Dataset rows for apps and sites:
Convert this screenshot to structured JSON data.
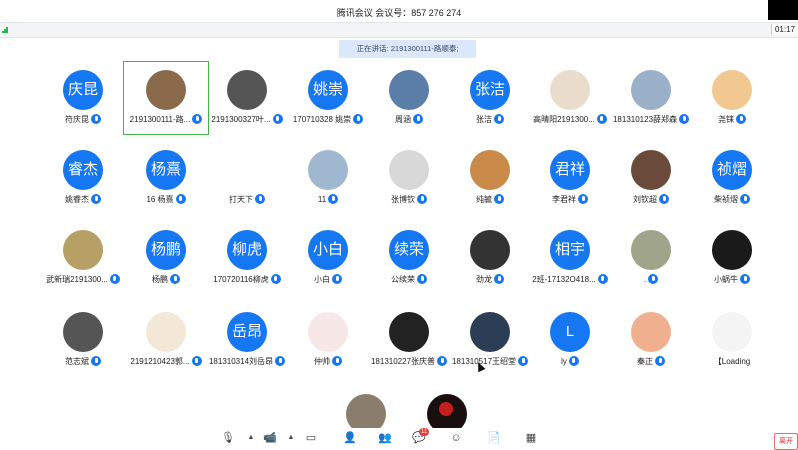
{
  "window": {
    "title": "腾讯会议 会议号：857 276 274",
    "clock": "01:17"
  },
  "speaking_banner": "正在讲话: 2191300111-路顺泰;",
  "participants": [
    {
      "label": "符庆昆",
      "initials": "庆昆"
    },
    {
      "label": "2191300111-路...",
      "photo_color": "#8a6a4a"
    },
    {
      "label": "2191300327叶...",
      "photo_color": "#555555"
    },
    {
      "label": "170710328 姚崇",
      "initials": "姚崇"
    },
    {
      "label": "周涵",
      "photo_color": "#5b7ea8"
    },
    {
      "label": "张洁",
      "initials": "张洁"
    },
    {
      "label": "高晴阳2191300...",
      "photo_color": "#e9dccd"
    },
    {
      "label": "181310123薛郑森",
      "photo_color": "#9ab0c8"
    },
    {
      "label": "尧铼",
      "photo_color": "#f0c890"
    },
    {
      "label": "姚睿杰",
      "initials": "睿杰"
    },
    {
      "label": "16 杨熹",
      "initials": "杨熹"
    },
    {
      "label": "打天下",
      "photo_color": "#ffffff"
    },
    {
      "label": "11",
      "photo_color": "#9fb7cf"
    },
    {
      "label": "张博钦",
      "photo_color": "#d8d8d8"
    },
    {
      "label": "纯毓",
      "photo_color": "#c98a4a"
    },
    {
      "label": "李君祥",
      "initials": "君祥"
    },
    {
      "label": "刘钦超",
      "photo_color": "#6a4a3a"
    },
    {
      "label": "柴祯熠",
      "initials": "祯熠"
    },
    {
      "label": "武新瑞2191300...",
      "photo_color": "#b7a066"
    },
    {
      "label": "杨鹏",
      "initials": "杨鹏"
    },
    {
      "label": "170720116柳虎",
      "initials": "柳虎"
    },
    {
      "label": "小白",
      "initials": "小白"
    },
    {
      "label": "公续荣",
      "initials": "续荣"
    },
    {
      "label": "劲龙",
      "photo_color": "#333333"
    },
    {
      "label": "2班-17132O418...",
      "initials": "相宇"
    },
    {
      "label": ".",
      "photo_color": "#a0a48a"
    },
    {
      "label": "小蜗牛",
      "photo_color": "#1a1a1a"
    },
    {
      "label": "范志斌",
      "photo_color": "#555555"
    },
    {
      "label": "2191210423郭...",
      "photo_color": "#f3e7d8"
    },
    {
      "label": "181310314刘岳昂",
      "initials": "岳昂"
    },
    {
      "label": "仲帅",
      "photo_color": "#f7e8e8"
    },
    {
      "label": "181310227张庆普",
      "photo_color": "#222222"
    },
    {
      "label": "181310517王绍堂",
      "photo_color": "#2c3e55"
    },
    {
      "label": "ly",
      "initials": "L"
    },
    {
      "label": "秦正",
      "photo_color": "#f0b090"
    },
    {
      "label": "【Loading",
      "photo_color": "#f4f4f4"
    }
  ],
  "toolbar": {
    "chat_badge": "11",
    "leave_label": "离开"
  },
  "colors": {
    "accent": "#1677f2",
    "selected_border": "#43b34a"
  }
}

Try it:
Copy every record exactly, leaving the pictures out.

Your response:
Convert this screenshot to structured JSON data.
{
  "window": {
    "title": "腾讯会议 会议号：857 276 274",
    "clock": "01:17"
  },
  "speaking_banner": "正在讲话: 2191300111-路顺泰;",
  "participants": [
    {
      "label": "符庆昆",
      "initials": "庆昆"
    },
    {
      "label": "2191300111-路...",
      "photo_color": "#8a6a4a"
    },
    {
      "label": "2191300327叶...",
      "photo_color": "#555555"
    },
    {
      "label": "170710328 姚崇",
      "initials": "姚崇"
    },
    {
      "label": "周涵",
      "photo_color": "#5b7ea8"
    },
    {
      "label": "张洁",
      "initials": "张洁"
    },
    {
      "label": "高晴阳2191300...",
      "photo_color": "#e9dccd"
    },
    {
      "label": "181310123薛郑森",
      "photo_color": "#9ab0c8"
    },
    {
      "label": "尧铼",
      "photo_color": "#f0c890"
    },
    {
      "label": "姚睿杰",
      "initials": "睿杰"
    },
    {
      "label": "16 杨熹",
      "initials": "杨熹"
    },
    {
      "label": "打天下",
      "photo_color": "#ffffff"
    },
    {
      "label": "11",
      "photo_color": "#9fb7cf"
    },
    {
      "label": "张博钦",
      "photo_color": "#d8d8d8"
    },
    {
      "label": "纯毓",
      "photo_color": "#c98a4a"
    },
    {
      "label": "李君祥",
      "initials": "君祥"
    },
    {
      "label": "刘钦超",
      "photo_color": "#6a4a3a"
    },
    {
      "label": "柴祯熠",
      "initials": "祯熠"
    },
    {
      "label": "武新瑞2191300...",
      "photo_color": "#b7a066"
    },
    {
      "label": "杨鹏",
      "initials": "杨鹏"
    },
    {
      "label": "170720116柳虎",
      "initials": "柳虎"
    },
    {
      "label": "小白",
      "initials": "小白"
    },
    {
      "label": "公续荣",
      "initials": "续荣"
    },
    {
      "label": "劲龙",
      "photo_color": "#333333"
    },
    {
      "label": "2班-17132O418...",
      "initials": "相宇"
    },
    {
      "label": ".",
      "photo_color": "#a0a48a"
    },
    {
      "label": "小蜗牛",
      "photo_color": "#1a1a1a"
    },
    {
      "label": "范志斌",
      "photo_color": "#555555"
    },
    {
      "label": "2191210423郭...",
      "photo_color": "#f3e7d8"
    },
    {
      "label": "181310314刘岳昂",
      "initials": "岳昂"
    },
    {
      "label": "仲帅",
      "photo_color": "#f7e8e8"
    },
    {
      "label": "181310227张庆普",
      "photo_color": "#222222"
    },
    {
      "label": "181310517王绍堂",
      "photo_color": "#2c3e55"
    },
    {
      "label": "ly",
      "initials": "L"
    },
    {
      "label": "秦正",
      "photo_color": "#f0b090"
    },
    {
      "label": "【Loading",
      "photo_color": "#f4f4f4"
    }
  ],
  "toolbar": {
    "chat_badge": "11",
    "leave_label": "离开"
  },
  "colors": {
    "accent": "#1677f2",
    "selected_border": "#43b34a"
  }
}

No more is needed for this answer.